HSE chief Tony O’Brien urges staff to ‘blow the whistle’ on any instances of abuse

HSE director general Tony O’Brien: scathing in his criticism of the abusive behaviour at Áras Attracta in Swinford. Photograph: Alan Betson/The Irish Times

HSE director general Tony O’Brien: scathing in his criticism of the abusive behaviour at Áras Attracta in Swinford. Photograph: Alan Betson/The Irish Times


The Health Service Executive is considering sending undercover inspectors into creches and care homes to root out abuses by staff, according to its director general.

HSE staff who stood by while residents of a Co Mayo home for adults with intellectual disabilities were abused by their colleagues may be disciplined, Tony O’Brien has also indicated.

In a letter to senior staff about the allegations of abuse at Áras Attracta in Swinford, Mr O’Brien said he was seriously considering disciplinary procedures against such staff over their apparent inaction.

Mr O’Brien said it appeared a number of staff members, who were not directly involved in the alleged abuse but were present throughout, “merely stood by, said nothing and did nothing”.


This was a worrying aspect of culture that he thought had been long left behind in the health service. Mr O’Brien said the footage taken by an undercover reporter with RTÉ’s Investigations Unit had shocked and distressed senior HSE personnel to whom it was shown. “While not wishing to pre-empt the outcome of any investigation, I have been told that the footage portrays practices, behaviours and attitudes that are simply not acceptable in the health services and should not and will not be tolerated.”

Viewers who see the programme on Prime Time tonight would be shocked, he said, and families of the residents involved would be deeply concerned and upset. “Staff members throughout the health service I have no doubt will, like me, feel utterly disappointed and betrayed by what they will see.”

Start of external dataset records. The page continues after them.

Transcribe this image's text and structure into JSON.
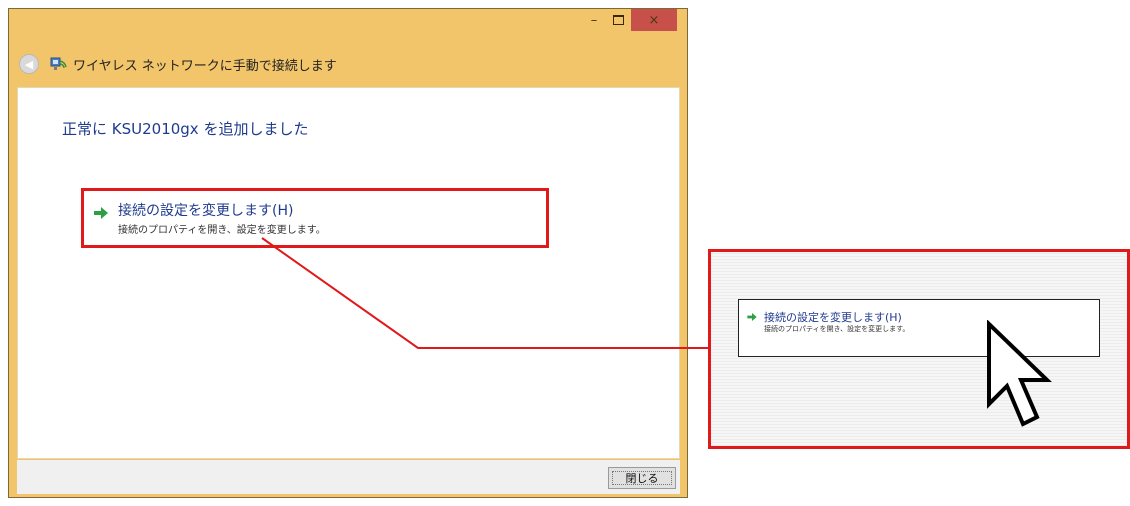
{
  "window": {
    "controls": {
      "minimize": "–",
      "maximize": "",
      "close": "×"
    },
    "address_title": "ワイヤレス ネットワークに手動で接続します",
    "heading": "正常に KSU2010gx を追加しました",
    "link": {
      "title": "接続の設定を変更します(H)",
      "description": "接続のプロパティを開き、設定を変更します。"
    },
    "close_button": "閉じる"
  },
  "callout": {
    "link": {
      "title": "接続の設定を変更します(H)",
      "description": "接続のプロパティを開き、設定を変更します。"
    }
  },
  "colors": {
    "window_frame": "#f2c56b",
    "highlight": "#e0191b",
    "link_text": "#1f3b8e",
    "arrow": "#2ea043"
  },
  "icons": [
    "back-arrow-icon",
    "wireless-network-icon",
    "green-arrow-icon",
    "mouse-pointer-icon"
  ]
}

“While I may not always agree with the balance brought to health-related programmes by Primetime Investigates, it is clear that sending undercover workers/reporters into care settings has a certain value in exposing practices that otherwise may have continued for longer than it should. I have asked for the Social Care Division to discuss with me how the HSE can incorporate such an approach into our safeguarding and quality assurance process for settings where vulnerable adults and children are cared for.”

Mr O’Brien said it was even more disappointing that Áras Attracta was the subject of a recent inspection report by the Health Information and Quality Authority (Hiqa). All the recommendations had been implemented and the facility received favourable reports from the authority on subsequent inspection.

“And yet the footage to be shown by RTÉ seems to indicate that unacceptable behaviour and attitudes towards residents in a unit within Áras Attracta still continued.”


Nine staff at the home have been suspended since the allegations came to light and an investigation under an independent chairman has been ordered. The gardaí are also investigating.

Mr O’Brien urged staff to “blow the whistle” on any instance of misconduct, disrespect or abuse towards residents they might witness.

Áras Attracta accommodates almost 100 people with intellectual disabilities. This followed a Hiqa report which found non-compliance with care standards.